**EXERCISE INSTRUCTIONS:** Scan the data below for the string "value". Show every line where it turns up.

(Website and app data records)
↓↓↓

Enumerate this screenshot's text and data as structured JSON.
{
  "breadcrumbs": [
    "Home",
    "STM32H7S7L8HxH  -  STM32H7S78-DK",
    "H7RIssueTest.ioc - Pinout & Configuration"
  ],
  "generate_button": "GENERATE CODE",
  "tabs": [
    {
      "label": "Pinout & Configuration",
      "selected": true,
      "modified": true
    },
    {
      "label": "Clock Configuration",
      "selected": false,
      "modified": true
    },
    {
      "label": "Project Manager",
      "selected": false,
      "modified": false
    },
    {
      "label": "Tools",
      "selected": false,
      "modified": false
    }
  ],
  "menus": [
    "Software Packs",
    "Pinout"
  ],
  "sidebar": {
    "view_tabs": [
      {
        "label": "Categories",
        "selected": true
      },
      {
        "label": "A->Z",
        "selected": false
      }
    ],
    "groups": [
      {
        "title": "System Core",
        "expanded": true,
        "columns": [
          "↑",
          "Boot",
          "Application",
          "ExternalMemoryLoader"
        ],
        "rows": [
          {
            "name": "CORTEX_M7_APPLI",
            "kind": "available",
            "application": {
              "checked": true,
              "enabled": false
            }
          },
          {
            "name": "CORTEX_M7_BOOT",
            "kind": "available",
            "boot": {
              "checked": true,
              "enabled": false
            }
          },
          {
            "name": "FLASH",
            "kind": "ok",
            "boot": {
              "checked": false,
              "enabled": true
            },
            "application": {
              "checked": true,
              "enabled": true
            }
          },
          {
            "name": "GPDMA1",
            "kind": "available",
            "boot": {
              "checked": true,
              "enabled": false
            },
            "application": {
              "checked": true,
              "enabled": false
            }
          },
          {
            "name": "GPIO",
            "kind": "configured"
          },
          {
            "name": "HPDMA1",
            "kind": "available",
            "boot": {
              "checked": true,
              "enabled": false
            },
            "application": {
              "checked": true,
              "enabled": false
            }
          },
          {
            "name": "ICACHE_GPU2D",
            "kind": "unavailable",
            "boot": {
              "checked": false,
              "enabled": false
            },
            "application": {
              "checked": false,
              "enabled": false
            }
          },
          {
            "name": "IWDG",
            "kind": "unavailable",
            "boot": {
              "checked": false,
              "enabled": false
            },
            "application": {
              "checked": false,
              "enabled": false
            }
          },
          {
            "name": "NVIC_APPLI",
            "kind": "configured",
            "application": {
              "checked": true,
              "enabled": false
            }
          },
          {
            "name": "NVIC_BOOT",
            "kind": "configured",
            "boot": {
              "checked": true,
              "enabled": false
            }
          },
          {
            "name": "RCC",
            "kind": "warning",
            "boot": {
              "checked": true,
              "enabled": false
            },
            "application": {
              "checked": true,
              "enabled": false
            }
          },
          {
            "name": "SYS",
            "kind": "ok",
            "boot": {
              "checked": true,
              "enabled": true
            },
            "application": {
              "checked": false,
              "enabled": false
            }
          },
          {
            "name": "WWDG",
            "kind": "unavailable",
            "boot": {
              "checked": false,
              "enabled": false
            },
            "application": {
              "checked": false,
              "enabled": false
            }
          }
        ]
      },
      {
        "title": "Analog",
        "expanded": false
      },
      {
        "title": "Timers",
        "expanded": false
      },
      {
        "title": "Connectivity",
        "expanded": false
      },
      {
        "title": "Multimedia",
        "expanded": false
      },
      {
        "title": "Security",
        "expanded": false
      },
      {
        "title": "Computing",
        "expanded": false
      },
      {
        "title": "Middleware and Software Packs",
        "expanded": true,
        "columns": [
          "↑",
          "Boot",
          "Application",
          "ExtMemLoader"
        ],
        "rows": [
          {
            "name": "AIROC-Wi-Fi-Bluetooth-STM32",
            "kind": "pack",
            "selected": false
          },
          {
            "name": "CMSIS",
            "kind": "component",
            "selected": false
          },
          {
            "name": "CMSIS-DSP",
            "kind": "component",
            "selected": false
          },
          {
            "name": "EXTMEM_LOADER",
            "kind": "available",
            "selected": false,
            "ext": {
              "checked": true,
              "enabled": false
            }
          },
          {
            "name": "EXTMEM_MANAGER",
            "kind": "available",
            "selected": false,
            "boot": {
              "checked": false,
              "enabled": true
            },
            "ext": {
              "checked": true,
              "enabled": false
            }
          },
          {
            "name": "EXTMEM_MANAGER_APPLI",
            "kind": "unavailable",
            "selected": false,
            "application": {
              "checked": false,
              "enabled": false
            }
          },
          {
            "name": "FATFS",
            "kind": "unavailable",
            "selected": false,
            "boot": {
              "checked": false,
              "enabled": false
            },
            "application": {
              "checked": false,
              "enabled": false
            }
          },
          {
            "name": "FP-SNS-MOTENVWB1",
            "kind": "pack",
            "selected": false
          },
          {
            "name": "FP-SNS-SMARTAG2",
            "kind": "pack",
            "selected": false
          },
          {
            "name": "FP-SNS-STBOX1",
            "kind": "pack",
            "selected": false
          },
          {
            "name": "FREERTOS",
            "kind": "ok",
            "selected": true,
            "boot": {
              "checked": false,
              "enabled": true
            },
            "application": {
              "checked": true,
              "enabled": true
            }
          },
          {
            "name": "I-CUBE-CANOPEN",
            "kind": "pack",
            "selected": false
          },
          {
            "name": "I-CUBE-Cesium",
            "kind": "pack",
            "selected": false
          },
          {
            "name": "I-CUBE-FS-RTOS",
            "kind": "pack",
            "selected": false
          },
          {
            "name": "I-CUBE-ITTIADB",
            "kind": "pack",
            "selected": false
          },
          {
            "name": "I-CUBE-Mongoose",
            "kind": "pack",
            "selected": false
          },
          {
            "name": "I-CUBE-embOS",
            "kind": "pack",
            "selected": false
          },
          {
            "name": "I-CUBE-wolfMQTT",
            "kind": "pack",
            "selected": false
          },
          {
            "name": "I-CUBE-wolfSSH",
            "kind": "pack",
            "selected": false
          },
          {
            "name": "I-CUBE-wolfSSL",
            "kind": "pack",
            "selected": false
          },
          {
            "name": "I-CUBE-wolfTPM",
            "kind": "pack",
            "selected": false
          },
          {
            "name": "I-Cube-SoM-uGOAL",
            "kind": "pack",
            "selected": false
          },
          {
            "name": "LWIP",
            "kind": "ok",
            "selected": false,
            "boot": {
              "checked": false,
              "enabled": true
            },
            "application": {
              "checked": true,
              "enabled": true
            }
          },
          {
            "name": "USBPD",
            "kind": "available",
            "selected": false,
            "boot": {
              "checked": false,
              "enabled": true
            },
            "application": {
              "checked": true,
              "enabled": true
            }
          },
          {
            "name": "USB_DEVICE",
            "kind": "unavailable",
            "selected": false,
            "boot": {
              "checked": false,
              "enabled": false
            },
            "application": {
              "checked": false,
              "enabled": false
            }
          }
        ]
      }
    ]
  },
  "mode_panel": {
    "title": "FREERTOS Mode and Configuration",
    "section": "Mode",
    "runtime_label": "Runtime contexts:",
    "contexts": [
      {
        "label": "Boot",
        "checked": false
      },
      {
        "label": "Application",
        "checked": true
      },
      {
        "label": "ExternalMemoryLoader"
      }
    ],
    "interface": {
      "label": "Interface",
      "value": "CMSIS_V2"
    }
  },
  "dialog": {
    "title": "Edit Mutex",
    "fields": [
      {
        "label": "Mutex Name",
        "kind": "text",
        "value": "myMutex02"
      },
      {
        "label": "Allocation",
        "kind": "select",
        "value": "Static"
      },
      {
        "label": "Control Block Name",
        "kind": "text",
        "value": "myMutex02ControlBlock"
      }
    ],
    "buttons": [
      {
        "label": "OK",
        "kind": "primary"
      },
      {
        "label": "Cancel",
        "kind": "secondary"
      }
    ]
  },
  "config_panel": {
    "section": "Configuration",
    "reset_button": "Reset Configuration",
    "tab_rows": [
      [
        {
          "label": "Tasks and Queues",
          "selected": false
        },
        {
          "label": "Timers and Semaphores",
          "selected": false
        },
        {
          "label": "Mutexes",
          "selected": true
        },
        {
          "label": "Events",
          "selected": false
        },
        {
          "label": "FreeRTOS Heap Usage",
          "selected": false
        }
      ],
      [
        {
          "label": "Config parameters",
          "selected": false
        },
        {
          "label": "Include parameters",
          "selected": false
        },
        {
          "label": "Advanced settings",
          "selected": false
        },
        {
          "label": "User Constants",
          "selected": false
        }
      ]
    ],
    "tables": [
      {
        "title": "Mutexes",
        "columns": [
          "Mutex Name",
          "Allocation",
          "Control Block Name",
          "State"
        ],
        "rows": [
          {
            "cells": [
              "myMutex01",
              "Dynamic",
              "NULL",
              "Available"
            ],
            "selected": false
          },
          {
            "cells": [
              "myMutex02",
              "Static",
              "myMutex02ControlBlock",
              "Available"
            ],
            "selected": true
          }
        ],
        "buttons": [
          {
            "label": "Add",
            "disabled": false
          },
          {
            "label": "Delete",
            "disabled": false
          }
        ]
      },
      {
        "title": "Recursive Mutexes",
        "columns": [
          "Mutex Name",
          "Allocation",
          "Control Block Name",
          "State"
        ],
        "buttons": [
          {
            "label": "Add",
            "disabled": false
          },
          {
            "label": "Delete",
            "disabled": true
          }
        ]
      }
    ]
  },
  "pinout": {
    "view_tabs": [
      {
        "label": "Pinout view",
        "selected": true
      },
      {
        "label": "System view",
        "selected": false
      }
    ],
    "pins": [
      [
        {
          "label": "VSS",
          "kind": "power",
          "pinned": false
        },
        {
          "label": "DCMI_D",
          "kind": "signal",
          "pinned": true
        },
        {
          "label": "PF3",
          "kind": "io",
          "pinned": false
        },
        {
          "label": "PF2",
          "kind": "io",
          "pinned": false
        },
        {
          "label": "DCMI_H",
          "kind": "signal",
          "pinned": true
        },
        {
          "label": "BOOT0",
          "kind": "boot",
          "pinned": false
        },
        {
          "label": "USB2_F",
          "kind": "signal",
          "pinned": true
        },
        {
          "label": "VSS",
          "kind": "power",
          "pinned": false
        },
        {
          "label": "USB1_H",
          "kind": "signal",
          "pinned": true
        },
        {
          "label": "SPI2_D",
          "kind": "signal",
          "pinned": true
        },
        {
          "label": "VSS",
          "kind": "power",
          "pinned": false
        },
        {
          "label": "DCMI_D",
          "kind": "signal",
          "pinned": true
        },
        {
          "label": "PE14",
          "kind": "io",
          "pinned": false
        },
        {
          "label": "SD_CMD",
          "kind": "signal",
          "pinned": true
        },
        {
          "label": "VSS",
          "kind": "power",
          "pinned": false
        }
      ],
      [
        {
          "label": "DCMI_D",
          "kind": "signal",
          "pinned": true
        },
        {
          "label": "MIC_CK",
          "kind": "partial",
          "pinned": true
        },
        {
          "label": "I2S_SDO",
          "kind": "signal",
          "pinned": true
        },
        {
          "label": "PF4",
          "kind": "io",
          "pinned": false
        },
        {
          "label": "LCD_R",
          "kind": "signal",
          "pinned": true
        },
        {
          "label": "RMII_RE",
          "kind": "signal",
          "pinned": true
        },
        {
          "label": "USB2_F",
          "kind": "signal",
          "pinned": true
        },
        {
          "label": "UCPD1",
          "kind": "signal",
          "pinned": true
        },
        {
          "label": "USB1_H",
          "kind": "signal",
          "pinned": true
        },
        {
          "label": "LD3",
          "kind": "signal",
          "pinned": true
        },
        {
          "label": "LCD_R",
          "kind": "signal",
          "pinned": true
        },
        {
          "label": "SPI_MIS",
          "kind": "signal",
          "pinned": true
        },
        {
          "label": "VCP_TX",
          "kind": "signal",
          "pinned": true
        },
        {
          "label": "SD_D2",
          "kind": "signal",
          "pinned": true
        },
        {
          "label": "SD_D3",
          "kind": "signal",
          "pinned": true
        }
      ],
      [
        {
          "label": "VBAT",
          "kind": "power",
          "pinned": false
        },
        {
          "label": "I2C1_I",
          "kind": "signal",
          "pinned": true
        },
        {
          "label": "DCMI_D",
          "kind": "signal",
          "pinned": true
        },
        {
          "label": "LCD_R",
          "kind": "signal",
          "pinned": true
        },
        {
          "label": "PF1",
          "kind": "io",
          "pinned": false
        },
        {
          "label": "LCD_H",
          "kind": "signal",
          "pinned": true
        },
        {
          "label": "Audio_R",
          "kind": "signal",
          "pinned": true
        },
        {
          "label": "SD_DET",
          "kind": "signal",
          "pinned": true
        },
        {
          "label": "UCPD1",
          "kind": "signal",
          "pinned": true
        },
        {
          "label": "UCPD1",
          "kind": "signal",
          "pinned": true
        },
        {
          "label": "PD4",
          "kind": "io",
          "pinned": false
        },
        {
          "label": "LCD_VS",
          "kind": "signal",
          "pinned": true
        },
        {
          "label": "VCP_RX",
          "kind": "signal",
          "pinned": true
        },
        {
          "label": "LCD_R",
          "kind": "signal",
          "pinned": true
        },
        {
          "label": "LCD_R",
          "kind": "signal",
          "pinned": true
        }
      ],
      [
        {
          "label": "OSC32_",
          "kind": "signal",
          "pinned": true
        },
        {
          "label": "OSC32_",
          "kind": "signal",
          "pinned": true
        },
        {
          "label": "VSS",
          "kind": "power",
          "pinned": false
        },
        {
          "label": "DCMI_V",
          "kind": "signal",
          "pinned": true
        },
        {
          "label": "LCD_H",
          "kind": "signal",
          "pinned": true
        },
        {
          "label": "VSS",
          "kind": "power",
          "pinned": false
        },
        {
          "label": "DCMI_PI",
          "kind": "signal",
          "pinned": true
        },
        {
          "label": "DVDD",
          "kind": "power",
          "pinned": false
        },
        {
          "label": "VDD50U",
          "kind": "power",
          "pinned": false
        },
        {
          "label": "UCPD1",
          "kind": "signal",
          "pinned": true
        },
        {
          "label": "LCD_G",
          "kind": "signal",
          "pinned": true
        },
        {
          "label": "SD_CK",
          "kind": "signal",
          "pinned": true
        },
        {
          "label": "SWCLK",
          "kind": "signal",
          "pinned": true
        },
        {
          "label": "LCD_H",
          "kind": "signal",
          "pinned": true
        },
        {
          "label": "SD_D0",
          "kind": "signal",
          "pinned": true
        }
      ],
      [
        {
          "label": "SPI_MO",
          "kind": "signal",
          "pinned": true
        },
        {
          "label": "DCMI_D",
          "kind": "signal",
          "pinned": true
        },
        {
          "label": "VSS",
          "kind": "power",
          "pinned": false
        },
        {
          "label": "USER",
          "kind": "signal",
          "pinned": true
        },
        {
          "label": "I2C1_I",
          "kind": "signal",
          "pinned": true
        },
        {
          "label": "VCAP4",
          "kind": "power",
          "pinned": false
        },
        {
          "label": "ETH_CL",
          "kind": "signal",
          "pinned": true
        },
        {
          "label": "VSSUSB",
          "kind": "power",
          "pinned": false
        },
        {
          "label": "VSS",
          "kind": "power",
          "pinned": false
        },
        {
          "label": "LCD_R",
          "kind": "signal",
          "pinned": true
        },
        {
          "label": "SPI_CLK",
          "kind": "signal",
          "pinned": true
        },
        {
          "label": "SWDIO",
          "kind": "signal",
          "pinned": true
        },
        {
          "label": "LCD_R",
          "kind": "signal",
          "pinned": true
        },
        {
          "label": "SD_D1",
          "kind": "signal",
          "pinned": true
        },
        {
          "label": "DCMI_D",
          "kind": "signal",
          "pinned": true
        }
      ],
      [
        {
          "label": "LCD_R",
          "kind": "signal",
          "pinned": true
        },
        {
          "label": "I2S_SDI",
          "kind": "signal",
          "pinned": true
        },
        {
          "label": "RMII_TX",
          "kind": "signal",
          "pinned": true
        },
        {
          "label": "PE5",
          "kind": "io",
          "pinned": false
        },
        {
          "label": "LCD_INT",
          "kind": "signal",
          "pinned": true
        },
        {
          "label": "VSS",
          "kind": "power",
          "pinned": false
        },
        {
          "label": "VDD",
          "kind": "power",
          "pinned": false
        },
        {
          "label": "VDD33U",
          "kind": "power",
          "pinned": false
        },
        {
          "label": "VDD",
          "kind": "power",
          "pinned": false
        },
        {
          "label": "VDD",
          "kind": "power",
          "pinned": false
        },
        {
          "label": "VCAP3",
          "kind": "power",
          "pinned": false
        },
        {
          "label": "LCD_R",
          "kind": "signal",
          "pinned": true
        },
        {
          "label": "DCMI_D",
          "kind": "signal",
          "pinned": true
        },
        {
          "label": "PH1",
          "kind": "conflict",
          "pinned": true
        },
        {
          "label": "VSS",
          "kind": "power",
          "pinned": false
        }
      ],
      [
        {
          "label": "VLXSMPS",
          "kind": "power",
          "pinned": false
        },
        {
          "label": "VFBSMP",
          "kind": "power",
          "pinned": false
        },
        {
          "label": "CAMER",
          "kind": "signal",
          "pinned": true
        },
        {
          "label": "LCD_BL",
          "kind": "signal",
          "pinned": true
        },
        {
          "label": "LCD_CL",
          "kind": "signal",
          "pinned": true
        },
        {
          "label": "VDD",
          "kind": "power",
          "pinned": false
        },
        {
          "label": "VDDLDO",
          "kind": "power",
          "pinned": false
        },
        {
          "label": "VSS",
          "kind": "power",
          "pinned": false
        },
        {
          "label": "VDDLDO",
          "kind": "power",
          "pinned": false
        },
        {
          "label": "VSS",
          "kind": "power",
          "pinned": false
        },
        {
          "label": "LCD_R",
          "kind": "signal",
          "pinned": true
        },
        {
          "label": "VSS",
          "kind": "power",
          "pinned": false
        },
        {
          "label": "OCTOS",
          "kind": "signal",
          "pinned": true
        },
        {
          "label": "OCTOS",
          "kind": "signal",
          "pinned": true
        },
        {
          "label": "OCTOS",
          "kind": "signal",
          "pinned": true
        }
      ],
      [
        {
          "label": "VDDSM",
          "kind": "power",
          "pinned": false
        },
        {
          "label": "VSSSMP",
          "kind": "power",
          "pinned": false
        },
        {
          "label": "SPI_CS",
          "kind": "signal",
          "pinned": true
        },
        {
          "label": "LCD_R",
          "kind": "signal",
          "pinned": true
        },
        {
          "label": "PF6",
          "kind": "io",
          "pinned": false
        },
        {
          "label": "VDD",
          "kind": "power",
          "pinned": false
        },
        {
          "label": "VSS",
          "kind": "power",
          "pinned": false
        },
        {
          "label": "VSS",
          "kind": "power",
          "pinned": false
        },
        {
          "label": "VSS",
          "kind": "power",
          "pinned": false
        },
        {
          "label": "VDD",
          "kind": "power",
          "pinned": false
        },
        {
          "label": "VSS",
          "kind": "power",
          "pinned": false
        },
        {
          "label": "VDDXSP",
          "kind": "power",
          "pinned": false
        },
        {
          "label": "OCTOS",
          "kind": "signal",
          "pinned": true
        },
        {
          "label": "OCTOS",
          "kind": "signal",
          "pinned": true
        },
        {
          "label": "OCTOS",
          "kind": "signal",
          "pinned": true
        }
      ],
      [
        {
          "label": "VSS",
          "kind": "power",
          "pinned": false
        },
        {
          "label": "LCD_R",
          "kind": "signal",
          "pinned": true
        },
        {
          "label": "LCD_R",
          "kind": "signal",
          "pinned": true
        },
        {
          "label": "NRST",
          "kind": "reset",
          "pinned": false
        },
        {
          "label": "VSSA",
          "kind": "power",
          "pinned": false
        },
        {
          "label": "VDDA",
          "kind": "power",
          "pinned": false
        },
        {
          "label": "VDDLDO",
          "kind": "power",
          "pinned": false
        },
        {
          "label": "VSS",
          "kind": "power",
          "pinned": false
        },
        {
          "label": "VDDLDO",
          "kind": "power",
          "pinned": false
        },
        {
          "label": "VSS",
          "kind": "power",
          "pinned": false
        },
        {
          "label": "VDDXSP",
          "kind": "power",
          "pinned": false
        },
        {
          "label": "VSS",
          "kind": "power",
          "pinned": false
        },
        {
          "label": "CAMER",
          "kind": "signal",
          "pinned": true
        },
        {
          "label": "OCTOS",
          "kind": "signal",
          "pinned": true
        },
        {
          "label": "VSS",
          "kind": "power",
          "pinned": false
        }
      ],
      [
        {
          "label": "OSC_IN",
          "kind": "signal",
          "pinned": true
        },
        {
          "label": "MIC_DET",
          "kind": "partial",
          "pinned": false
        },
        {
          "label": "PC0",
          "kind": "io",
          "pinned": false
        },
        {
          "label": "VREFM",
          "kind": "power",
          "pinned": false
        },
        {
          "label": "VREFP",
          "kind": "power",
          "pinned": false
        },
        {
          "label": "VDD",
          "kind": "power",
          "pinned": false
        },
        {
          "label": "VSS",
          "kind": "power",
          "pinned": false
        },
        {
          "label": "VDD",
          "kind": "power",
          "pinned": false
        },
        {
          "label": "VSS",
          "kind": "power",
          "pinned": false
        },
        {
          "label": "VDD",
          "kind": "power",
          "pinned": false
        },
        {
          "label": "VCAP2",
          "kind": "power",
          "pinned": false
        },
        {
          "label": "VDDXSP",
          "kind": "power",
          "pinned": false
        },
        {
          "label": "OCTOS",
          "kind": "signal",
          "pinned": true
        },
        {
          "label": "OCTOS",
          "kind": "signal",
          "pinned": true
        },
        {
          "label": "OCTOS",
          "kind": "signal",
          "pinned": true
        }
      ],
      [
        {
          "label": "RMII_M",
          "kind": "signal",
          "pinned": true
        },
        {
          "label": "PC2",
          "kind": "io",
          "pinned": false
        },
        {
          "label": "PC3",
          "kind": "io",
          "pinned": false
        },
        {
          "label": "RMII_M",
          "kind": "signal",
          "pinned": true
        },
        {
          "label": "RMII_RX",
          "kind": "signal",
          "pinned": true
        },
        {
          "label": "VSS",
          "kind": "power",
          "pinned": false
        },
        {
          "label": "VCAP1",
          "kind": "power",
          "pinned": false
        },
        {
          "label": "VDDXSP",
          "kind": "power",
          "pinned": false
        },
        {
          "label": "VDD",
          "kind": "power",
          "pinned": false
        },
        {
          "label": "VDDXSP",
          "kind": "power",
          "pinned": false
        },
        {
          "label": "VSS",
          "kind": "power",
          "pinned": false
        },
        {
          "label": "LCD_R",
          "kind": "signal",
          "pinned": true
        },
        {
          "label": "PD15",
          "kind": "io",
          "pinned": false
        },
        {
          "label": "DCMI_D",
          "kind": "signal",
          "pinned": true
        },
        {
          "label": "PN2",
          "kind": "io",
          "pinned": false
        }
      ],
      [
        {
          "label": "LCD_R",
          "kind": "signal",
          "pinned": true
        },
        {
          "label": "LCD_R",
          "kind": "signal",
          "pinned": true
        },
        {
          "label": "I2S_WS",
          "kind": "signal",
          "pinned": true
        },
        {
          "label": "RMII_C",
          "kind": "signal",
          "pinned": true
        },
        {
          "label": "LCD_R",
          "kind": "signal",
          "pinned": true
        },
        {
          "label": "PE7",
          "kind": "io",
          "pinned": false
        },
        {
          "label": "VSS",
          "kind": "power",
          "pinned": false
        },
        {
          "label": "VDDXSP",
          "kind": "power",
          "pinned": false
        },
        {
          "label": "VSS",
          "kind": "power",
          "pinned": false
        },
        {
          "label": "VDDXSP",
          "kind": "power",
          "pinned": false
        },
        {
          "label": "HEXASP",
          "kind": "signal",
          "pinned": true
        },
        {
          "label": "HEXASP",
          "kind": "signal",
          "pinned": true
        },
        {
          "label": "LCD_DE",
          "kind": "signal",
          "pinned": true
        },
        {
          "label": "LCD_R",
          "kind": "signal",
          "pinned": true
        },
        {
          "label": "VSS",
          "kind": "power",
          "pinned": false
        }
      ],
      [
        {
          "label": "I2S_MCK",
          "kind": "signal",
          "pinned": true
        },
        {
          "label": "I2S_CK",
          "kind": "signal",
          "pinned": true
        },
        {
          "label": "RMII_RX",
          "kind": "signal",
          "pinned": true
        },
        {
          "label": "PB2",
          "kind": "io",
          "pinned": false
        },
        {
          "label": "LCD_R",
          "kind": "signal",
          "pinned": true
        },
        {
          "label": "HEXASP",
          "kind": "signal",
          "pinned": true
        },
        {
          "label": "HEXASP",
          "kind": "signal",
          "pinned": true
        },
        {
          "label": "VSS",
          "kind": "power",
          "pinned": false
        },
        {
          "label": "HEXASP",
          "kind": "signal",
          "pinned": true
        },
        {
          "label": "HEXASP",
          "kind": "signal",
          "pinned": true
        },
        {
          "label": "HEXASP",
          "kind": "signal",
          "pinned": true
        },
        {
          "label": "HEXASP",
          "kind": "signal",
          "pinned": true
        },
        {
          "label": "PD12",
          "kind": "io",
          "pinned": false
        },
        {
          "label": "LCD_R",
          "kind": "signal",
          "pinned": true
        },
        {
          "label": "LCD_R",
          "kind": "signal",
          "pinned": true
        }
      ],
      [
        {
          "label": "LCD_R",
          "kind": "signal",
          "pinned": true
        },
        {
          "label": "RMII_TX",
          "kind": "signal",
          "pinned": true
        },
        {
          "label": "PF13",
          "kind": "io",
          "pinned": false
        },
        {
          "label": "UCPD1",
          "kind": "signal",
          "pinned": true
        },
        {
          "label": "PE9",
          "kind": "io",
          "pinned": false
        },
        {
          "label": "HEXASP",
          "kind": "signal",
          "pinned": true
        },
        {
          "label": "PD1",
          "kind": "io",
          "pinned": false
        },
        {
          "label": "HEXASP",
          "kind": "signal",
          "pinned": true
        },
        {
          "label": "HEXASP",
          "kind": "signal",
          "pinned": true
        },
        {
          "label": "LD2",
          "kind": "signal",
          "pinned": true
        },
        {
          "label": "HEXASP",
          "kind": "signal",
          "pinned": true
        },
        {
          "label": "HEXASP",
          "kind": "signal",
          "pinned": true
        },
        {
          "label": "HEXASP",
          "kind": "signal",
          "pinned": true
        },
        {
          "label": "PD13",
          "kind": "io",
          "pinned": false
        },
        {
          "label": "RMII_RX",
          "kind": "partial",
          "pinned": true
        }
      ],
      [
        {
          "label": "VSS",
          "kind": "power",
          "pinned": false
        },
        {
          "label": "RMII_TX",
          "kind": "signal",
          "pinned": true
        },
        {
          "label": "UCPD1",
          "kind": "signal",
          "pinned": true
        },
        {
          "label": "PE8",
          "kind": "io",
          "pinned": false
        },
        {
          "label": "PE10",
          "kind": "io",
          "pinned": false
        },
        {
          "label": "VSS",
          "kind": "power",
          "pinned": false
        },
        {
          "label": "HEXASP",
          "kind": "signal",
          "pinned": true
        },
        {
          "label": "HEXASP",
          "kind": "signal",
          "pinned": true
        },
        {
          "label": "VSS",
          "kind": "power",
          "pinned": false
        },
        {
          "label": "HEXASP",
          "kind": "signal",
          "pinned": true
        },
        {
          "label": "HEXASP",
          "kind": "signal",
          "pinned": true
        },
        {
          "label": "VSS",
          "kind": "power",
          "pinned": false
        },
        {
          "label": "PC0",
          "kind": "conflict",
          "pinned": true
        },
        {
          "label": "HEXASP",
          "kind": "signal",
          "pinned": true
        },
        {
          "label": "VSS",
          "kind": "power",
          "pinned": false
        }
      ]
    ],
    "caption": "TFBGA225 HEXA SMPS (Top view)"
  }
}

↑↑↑

**ANSWER TO THIS PROBLEM:**
      "value": "CMSIS_V2"
        "value": "myMutex02"
        "value": "Static"
        "value": "myMutex02ControlBlock"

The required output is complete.